Click on the 'Polygon' to add it, when it appears its located in the center of our main flare. To move it, change the distance to 62, this is where I'm going to place the first polygon. I don't want these secondary flares to appear too sharp and clear, so I'm going to add some Shape blur, and also adjust the transparency down to about 25. The color of these secondary flares can vary from the main flare, but I'm going to stick to blue/purple colours myself.
9. Add a few more polygons, varying the distance, size, color and transparency until you think you have enough, I've stopped at 5. The end result is a finished flare, now its just figuring out a name, I've decided on Cobalt Crash, and save it as a preset.
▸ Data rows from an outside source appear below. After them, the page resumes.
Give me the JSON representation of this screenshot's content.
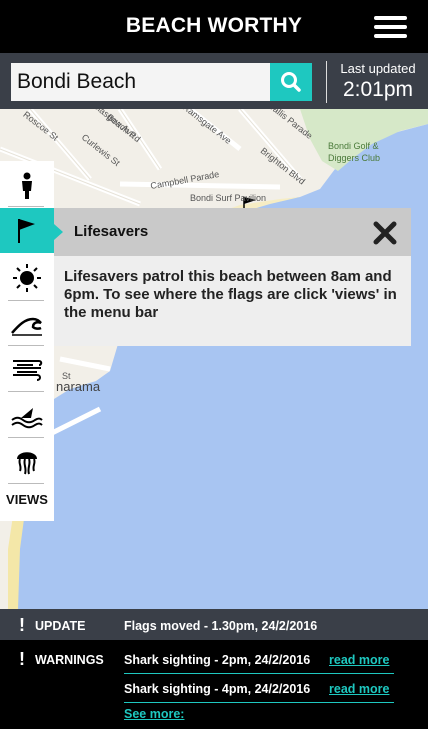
{
  "header": {
    "title": "BEACH WORTHY",
    "menu_icon": "hamburger-menu-icon"
  },
  "search": {
    "value": "Bondi Beach",
    "button_icon": "search-icon",
    "last_updated_label": "Last updated",
    "last_updated_time": "2:01pm"
  },
  "map": {
    "labels": [
      "Roscoe St",
      "Glasgow Ave",
      "Beach Rd",
      "Curlewis St",
      "Ramsgate Ave",
      "Wallis Parade",
      "Brighton Blvd",
      "Campbell Parade",
      "Bondi Surf Pavilion",
      "Bondi Golf &",
      "Diggers Club",
      "St",
      "narama"
    ],
    "water_color": "#a8c5f2",
    "land_color": "#f2efe8"
  },
  "rail": {
    "items": [
      {
        "name": "person",
        "icon": "person-icon"
      },
      {
        "name": "lifesavers",
        "icon": "flag-icon",
        "active": true
      },
      {
        "name": "uv",
        "icon": "sun-icon"
      },
      {
        "name": "waves",
        "icon": "wave-icon"
      },
      {
        "name": "wind",
        "icon": "wind-icon"
      },
      {
        "name": "sharks",
        "icon": "shark-icon"
      },
      {
        "name": "jellyfish",
        "icon": "jellyfish-icon"
      }
    ],
    "views_label": "VIEWS"
  },
  "popup": {
    "title": "Lifesavers",
    "body": "Lifesavers patrol this beach between 8am and 6pm. To see where the flags are click 'views' in the menu bar"
  },
  "updates": {
    "update_label": "UPDATE",
    "update_text": "Flags moved  - 1.30pm, 24/2/2016",
    "warnings_label": "WARNINGS",
    "warnings": [
      {
        "text": "Shark sighting  - 2pm, 24/2/2016",
        "link": "read more"
      },
      {
        "text": "Shark sighting  - 4pm, 24/2/2016",
        "link": "read more"
      }
    ],
    "see_more": "See more:",
    "accent": "#1ec8c0"
  }
}
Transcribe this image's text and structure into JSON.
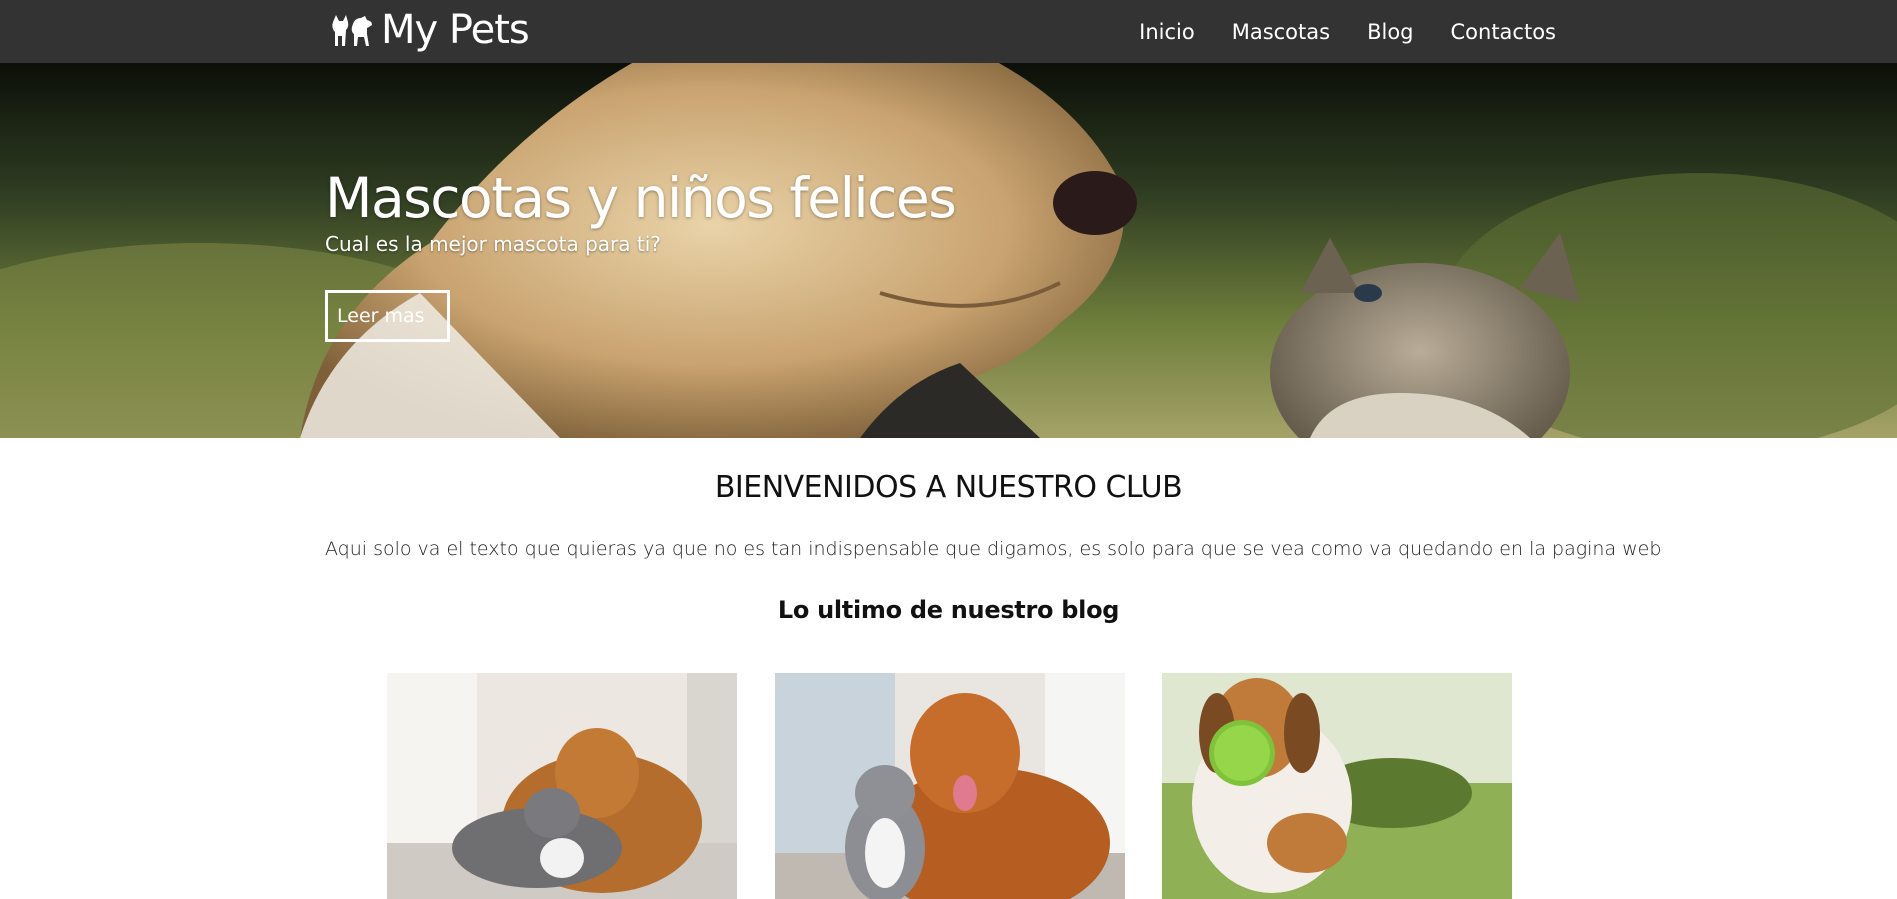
{
  "navbar": {
    "brand": "My Pets",
    "brand_icon": "pet-dog-cat-icon",
    "links": [
      "Inicio",
      "Mascotas",
      "Blog",
      "Contactos"
    ],
    "background": "#333333"
  },
  "hero": {
    "title": "Mascotas y niños felices",
    "subtitle": "Cual es la mejor mascota para ti?",
    "button": "Leer mas",
    "image": "dog-and-kitten-photo"
  },
  "welcome": {
    "title": "BIENVENIDOS A NUESTRO CLUB",
    "text": "Aqui solo va el texto que quieras ya que no es tan indispensable que digamos, es solo para que se vea como va quedando en la pagina web"
  },
  "blog": {
    "title": "Lo ultimo de nuestro blog",
    "cards": [
      {
        "image": "dog-and-cat-cuddling-photo"
      },
      {
        "image": "dog-and-kitten-sitting-photo"
      },
      {
        "image": "beagle-with-ball-photo"
      }
    ]
  }
}
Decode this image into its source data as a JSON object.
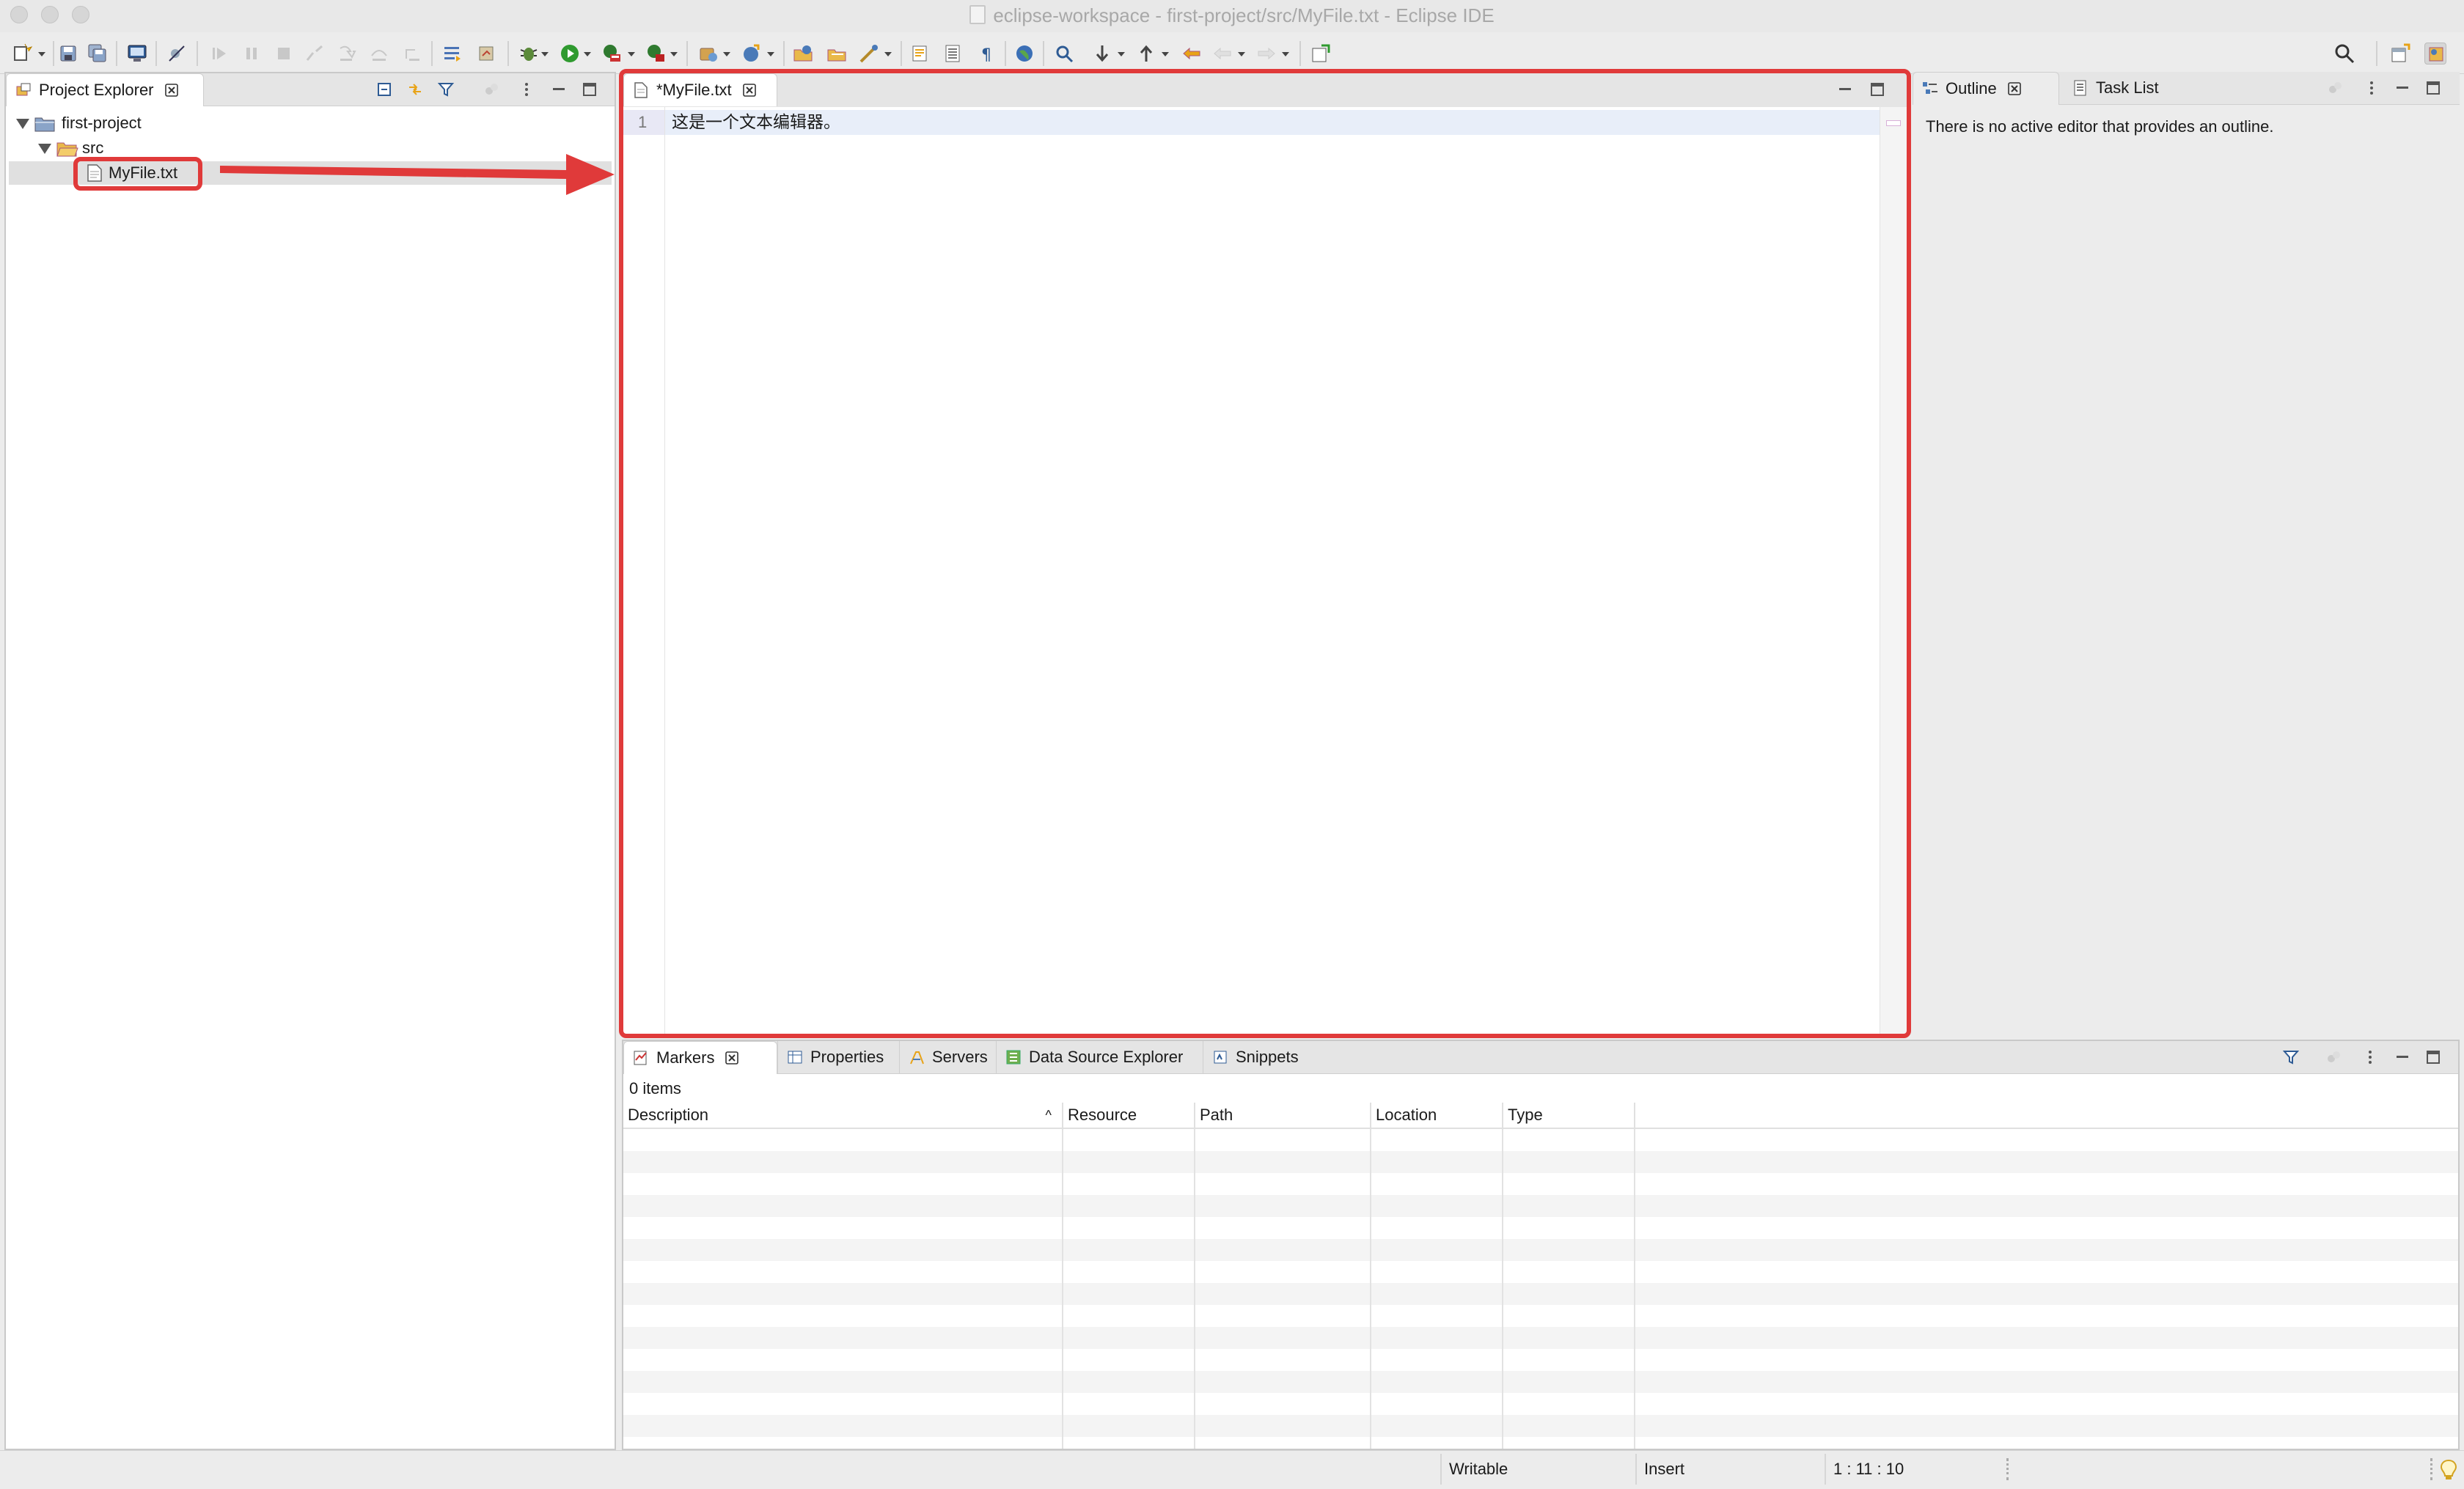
{
  "window": {
    "title": "eclipse-workspace - first-project/src/MyFile.txt - Eclipse IDE"
  },
  "colors": {
    "accent_red": "#e03a3a",
    "tab_bar": "#e5e5e5",
    "selection": "#e0e0e0",
    "current_line": "#e8eef9"
  },
  "toolbar": {
    "icons": [
      "new-icon",
      "save-icon",
      "save-all-icon",
      "terminal-icon",
      "skip-breakpoints-icon",
      "resume-icon",
      "suspend-icon",
      "terminate-icon",
      "disconnect-icon",
      "step-into-icon",
      "step-over-icon",
      "step-return-icon",
      "external-tools-icon",
      "debug-icon",
      "run-icon",
      "coverage-icon",
      "run-external-icon",
      "new-server-icon",
      "new-web-service-icon",
      "open-type-icon",
      "open-task-icon",
      "open-resource-icon",
      "annotation-icon",
      "toggle-block-icon",
      "show-whitespace-icon",
      "globe-icon",
      "search-icon",
      "next-annotation-icon",
      "previous-annotation-icon",
      "last-edit-icon",
      "back-icon",
      "forward-icon",
      "pin-editor-icon",
      "quick-access-icon",
      "open-perspective-icon",
      "javaee-perspective-icon"
    ]
  },
  "project_explorer": {
    "tab_label": "Project Explorer",
    "tree": {
      "project": "first-project",
      "folder": "src",
      "file": "MyFile.txt"
    }
  },
  "editor": {
    "tab_label": "*MyFile.txt",
    "line_number": "1",
    "line_text": "这是一个文本编辑器。"
  },
  "outline": {
    "tab_label": "Outline",
    "tab2_label": "Task List",
    "message": "There is no active editor that provides an outline."
  },
  "bottom": {
    "tabs": [
      "Markers",
      "Properties",
      "Servers",
      "Data Source Explorer",
      "Snippets"
    ],
    "items_count": "0 items",
    "columns": [
      "Description",
      "Resource",
      "Path",
      "Location",
      "Type"
    ]
  },
  "status": {
    "writable": "Writable",
    "insert_mode": "Insert",
    "position": "1 : 11 : 10"
  }
}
See the full sized flare here
Find the preset here
It's also worth mentioning some of the options which I have not used in this Optic effect.
Offset x/y - As I mentioned, the Optic effect runs along this line; you can offset the shape away from this line by changing these variables. As you move the origin about you will notice that the shape sticks to this offset distance.
Controlled/Static - If you have the shape, e.g. a 'Line' set to "controlled", when you click on 'Optic movement' and rotate the entire shape, the 'Line' will also rotate along with the whole shape, set the 'Line' to static, and it will stay at the angle set within the shape.
Can you use the Optic engine for anything other than lens flares?
Having watched Battlestar Galactica 2003 recently I decided to try and recreate the ship 'jumping' effect, using the principles I've laid out in the above tutorial. For those of you not familiar with the show, the spaceships have to perform some sort of hyper light jump, which on screen looks like a few flashes.
Here's a little movie of what I've come up with
The presets for this is in two parts, so make sure you get A and B
Battlestar Jump... Part A
Battlestar Jump... Part B
I hope you have enjoyed reading this, if you have any further questions or perhaps an idea for another tutorial let me know.